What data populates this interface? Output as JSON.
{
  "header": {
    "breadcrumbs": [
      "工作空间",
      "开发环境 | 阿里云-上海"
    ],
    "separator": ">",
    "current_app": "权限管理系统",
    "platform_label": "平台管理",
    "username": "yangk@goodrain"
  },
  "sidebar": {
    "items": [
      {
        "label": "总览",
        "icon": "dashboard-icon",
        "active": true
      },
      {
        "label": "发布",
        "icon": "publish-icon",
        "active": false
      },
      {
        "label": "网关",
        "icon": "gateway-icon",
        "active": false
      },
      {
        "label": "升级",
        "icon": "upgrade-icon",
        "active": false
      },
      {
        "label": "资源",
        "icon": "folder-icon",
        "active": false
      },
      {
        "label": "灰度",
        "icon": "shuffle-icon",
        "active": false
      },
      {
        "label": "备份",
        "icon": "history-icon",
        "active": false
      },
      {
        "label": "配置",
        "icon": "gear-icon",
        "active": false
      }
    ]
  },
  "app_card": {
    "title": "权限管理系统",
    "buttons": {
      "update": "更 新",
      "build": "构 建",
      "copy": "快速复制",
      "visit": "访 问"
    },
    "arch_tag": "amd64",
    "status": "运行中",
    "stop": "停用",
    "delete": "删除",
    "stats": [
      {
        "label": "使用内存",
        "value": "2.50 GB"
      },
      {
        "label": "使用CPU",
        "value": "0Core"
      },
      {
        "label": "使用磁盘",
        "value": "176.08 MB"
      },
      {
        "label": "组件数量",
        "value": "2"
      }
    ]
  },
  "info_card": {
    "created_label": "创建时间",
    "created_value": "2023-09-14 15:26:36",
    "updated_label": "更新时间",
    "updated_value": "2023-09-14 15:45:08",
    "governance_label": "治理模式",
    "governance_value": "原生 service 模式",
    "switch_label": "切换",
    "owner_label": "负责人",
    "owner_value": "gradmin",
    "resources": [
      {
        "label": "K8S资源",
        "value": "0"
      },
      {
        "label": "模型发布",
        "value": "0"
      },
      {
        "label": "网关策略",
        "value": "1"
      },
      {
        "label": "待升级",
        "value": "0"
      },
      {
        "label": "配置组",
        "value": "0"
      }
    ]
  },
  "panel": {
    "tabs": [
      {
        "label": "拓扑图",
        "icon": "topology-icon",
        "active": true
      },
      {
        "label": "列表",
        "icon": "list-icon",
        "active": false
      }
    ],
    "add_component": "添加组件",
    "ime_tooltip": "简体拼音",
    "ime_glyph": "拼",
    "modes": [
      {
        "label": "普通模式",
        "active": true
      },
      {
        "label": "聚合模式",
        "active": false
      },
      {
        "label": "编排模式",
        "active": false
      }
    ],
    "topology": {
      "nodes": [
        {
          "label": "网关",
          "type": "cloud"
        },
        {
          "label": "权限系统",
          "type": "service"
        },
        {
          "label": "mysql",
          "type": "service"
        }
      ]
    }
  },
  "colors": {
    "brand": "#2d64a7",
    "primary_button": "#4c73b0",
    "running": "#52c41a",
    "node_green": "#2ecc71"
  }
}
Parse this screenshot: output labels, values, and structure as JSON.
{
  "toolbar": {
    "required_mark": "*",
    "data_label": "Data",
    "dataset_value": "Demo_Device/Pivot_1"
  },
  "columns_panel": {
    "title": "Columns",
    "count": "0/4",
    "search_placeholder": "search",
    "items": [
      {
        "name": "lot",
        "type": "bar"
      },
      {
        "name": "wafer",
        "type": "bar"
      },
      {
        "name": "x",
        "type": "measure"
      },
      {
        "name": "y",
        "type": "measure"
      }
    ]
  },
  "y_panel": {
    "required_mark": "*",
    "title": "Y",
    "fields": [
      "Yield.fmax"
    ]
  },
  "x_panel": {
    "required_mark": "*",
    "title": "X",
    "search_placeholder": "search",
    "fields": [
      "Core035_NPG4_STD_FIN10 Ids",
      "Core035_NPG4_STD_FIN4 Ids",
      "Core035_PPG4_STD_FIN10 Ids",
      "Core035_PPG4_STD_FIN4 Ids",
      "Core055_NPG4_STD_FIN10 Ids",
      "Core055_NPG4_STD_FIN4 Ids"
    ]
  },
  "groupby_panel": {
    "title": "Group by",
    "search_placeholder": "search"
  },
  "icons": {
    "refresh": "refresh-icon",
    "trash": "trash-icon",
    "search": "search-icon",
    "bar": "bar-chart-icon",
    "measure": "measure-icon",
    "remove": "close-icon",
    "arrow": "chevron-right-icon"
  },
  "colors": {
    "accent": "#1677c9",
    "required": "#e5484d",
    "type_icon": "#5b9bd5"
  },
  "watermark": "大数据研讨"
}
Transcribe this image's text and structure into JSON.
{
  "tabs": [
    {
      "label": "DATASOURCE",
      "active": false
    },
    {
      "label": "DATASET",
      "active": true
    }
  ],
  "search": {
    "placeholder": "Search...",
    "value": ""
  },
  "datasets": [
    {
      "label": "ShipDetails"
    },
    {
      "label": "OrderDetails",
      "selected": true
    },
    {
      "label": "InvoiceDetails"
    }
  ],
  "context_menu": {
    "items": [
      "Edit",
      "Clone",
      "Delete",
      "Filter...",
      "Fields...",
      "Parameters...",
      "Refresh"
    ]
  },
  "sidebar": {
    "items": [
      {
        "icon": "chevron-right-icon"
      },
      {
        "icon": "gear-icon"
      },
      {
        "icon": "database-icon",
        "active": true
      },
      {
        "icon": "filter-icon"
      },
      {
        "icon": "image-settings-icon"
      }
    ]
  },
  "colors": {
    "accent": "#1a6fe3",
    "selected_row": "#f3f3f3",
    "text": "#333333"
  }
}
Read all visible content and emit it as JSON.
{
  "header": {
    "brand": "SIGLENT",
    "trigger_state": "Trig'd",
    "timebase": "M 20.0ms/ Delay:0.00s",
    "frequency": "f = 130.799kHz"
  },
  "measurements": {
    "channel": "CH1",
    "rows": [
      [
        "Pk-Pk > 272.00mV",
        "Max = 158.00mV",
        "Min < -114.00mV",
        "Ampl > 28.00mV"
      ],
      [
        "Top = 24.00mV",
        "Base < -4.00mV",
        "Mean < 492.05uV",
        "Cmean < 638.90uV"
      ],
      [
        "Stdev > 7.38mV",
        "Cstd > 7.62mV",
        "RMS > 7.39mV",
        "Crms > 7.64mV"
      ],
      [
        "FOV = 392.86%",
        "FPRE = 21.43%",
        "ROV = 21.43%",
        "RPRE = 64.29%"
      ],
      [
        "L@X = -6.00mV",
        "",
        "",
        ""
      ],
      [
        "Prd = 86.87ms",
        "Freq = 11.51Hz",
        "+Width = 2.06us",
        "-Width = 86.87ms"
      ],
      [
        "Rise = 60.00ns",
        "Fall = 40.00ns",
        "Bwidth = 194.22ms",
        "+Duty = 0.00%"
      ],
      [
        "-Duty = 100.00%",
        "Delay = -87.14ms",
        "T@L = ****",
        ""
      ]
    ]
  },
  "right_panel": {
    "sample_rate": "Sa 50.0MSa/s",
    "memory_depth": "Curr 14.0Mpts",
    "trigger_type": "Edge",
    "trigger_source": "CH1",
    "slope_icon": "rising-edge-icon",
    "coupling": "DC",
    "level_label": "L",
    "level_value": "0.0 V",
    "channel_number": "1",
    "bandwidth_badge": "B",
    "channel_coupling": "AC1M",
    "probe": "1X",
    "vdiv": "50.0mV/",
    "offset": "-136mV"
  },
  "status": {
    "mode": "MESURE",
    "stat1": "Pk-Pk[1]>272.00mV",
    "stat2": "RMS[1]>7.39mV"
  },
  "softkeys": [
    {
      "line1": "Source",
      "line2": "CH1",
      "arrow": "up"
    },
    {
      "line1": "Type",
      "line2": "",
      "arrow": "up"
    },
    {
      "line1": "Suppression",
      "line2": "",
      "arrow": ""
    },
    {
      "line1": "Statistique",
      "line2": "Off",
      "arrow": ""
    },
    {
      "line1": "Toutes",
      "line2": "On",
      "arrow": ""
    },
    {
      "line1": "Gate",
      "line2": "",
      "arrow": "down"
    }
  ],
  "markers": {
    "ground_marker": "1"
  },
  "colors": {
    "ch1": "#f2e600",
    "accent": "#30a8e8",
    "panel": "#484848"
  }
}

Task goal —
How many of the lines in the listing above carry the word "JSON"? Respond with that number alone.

Result —
4